On activating our will

Can we improve our health by activating our will more often?

The will is the part of us that does things…rather than ruminating about them or dreaming about them or talking about them.

There are many with good ideas and decent intentions.

But often, that’s where they stay and wither…as ideas and intentions, in a bleak netherworld of ‘maybe’s’.

Our sense of agency, our sense of self can be lost in the corridors of our mind.

Perhaps we catastrophise about the impact of our actions. Or anxiously consider our various and many options…and decide on none.

Fear can paralyse action. So can apathy. So can self-hate: ’What good can I do?’  

But whatever it is that paralyses, without our will, nothing is done; nothing actually happens.

Or it does, but happens passively.

I speak with someone who is always late for work, even though he would like to arrive early, to settle in and see people.

‘So, why don’t you arrive early?’

‘Because when I should be leaving, I start scrolling on my phone.’


‘I don’t know really.’

‘You appear to have lost access to your will.’

The head is not designed for action. It is designed for anxious thought, fun ideas, lazy distraction and complex plans…but not action.

I speak with someone else. They love to go into their head. It is where they feel in control; and where they find privacy.

There they think about what they might do. ‘I like to think things through,’ they say.

But what they really mean is they fear the outcomes of action. They get stuck at the thinking stage.

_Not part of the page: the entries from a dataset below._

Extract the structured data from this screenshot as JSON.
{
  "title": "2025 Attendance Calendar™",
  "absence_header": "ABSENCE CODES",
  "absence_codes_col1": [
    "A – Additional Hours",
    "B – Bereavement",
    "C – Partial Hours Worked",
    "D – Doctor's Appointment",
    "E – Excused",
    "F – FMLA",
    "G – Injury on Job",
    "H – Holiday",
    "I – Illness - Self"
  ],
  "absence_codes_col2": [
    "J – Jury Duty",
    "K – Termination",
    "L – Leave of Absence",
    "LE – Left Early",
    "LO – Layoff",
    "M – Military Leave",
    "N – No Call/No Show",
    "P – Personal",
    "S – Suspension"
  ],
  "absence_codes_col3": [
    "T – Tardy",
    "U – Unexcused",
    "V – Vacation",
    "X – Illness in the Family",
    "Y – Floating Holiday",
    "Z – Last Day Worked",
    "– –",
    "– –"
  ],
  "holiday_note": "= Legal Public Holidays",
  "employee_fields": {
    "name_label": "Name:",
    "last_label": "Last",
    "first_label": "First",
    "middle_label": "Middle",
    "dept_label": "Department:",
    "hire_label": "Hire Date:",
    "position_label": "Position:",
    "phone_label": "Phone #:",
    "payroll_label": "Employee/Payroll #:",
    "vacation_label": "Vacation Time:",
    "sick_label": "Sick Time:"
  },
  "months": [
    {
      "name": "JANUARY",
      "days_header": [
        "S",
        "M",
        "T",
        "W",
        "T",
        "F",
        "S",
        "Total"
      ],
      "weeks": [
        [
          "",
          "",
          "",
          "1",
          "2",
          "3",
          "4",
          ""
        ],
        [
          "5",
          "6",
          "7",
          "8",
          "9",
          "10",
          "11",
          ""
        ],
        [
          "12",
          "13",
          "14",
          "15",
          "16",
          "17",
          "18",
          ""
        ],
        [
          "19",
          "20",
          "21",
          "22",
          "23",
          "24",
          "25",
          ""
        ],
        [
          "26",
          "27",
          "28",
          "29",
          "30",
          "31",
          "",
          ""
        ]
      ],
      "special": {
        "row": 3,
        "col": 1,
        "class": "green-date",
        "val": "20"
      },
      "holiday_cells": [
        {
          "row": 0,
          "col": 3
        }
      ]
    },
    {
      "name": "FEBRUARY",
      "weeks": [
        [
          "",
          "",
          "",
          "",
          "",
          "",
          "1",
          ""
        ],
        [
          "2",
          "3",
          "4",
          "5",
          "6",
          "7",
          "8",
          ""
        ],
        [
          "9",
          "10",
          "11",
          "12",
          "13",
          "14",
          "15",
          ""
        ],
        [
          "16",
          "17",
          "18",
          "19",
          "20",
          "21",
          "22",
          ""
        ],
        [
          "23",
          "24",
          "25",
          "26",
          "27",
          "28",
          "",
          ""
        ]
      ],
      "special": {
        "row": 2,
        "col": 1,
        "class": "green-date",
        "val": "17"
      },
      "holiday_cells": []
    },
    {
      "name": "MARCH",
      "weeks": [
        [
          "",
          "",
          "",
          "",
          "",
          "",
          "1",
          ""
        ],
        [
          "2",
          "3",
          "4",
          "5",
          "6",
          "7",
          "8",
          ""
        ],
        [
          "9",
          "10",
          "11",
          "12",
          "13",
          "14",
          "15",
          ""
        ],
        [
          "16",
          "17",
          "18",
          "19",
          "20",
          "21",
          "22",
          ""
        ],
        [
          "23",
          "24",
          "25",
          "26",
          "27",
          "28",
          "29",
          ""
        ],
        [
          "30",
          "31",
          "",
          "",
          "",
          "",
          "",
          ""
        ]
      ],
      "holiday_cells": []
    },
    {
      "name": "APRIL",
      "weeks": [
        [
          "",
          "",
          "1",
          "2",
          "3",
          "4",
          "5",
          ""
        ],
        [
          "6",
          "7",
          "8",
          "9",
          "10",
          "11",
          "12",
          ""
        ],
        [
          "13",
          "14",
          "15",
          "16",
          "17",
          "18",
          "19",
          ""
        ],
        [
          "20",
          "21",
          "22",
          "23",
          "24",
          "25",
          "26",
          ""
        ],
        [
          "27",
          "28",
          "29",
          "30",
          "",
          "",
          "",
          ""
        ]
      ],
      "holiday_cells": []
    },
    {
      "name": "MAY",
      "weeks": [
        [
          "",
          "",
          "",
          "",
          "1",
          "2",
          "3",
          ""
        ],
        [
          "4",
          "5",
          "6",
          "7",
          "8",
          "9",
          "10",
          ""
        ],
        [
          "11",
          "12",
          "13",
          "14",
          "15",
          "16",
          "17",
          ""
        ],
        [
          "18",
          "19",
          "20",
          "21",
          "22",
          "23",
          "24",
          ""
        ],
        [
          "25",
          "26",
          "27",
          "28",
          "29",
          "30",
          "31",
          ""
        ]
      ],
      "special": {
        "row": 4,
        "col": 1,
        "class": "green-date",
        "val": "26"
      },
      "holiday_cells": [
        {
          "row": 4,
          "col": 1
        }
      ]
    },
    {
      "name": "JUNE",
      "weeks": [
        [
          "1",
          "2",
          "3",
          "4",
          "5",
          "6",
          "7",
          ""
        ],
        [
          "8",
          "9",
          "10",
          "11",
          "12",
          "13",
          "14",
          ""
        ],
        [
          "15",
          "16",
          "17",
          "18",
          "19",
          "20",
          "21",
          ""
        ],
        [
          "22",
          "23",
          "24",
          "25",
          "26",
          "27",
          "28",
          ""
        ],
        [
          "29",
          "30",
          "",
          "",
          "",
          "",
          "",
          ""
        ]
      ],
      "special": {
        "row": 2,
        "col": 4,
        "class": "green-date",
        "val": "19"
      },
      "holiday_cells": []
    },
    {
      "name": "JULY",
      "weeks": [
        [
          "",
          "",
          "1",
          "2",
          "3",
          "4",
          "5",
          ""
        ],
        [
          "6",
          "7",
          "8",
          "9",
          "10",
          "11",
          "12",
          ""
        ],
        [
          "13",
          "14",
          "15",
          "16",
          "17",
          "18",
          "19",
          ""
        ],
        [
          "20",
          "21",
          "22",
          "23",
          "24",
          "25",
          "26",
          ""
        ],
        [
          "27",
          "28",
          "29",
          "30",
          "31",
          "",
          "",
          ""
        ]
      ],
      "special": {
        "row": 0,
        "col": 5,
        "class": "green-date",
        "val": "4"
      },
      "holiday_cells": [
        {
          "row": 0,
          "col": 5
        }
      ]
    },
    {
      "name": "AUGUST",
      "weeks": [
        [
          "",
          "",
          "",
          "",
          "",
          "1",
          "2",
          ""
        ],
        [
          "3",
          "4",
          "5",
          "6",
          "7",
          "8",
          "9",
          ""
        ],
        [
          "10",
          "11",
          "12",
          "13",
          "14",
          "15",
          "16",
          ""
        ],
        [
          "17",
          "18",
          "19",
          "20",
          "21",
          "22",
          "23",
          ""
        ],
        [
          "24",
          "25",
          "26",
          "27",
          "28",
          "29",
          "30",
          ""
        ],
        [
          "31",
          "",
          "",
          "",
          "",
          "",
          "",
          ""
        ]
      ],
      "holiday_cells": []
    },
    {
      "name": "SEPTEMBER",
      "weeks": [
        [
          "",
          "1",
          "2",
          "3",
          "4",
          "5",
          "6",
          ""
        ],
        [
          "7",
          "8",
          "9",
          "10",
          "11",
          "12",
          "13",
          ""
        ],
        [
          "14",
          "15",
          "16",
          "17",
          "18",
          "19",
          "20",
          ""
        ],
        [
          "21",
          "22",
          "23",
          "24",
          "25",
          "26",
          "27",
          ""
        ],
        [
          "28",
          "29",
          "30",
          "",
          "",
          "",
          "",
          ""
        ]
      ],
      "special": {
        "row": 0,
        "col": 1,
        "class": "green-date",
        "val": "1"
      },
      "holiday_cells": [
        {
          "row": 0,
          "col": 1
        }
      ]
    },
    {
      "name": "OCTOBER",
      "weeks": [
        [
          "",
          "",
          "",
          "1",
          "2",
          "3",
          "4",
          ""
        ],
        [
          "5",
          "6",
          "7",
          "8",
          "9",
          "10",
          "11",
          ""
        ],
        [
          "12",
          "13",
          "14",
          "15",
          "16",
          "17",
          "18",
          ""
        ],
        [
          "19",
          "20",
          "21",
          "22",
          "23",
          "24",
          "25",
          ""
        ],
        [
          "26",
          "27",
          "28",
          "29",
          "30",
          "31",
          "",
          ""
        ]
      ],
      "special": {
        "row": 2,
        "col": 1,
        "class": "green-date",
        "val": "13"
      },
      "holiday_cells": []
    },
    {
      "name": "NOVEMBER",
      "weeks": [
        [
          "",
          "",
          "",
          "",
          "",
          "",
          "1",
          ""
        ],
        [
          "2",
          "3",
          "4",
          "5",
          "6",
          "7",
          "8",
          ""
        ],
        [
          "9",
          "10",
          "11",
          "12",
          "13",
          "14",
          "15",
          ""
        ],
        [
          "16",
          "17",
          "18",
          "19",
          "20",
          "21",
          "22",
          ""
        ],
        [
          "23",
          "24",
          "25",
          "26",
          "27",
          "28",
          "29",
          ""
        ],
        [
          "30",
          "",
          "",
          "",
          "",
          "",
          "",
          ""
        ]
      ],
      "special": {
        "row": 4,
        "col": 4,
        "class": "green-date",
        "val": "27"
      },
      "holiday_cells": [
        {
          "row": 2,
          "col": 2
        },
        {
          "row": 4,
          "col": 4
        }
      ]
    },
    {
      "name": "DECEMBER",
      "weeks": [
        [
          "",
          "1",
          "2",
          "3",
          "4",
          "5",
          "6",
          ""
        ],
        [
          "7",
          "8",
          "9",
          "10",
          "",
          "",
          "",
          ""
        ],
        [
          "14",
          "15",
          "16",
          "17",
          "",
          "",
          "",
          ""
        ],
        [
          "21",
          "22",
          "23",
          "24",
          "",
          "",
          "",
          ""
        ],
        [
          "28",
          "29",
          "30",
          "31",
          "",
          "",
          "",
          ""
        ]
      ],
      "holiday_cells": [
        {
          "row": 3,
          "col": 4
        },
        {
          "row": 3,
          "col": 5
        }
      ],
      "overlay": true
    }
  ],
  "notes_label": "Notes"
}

And so action is always on hold. They are endless procrastinators.

To stay healthy, in mind, body and spirit, we do need to keep exercising our will. It is a way of reclaiming our lives and maybe our selves.

Exercising our will declares that we exist and we matter…that we’re worth it.

How about we do three things every day that no one else is demanding of us? Three intentional acts that are good for mind, body or spirit.

It could include turning up at work ten minutes early, like our friend. (Yes, he’s doing it now.) So it isn’t such a rush and you have time to talk with people.

Or things physical like taking on squats or planking or stretching every day. Those are acts of the will.

Or saying ‘no’ to anxiety when it appears…that’s an act of the will. When the anxiety train pulls into our station, we don’t have to get on board.

It could mean practicing the piano…or the drums…or our painting, when we don’t feel like it. JDI…Just do it…

Or the decision to respond rather than react. (The difference is a three second pause.) That’s a glorious act of the will.

It could mean getting out to the yoga you never get out to… or to help at the food bank.

Or going for a twenty minute walk or run, even when your lying mind says you are too tired. A runner is someone who turns up…it’s that simple.

Or aiming for a random act of kindness each day.

Or choosing to start the day with something that helps you to feel whole, calm or reassembled – a reading, a candle, music, silence?

Or, deciding that today is a rest day when I will do none of the above. That is also an act of the will and a crucial one. As GK Chesterton said, ‘If something is worth doing, it is worth not doing.’

Our will is not a punisher but an enlivener. Will arrives to wake us up.

How’s your relationship with Will?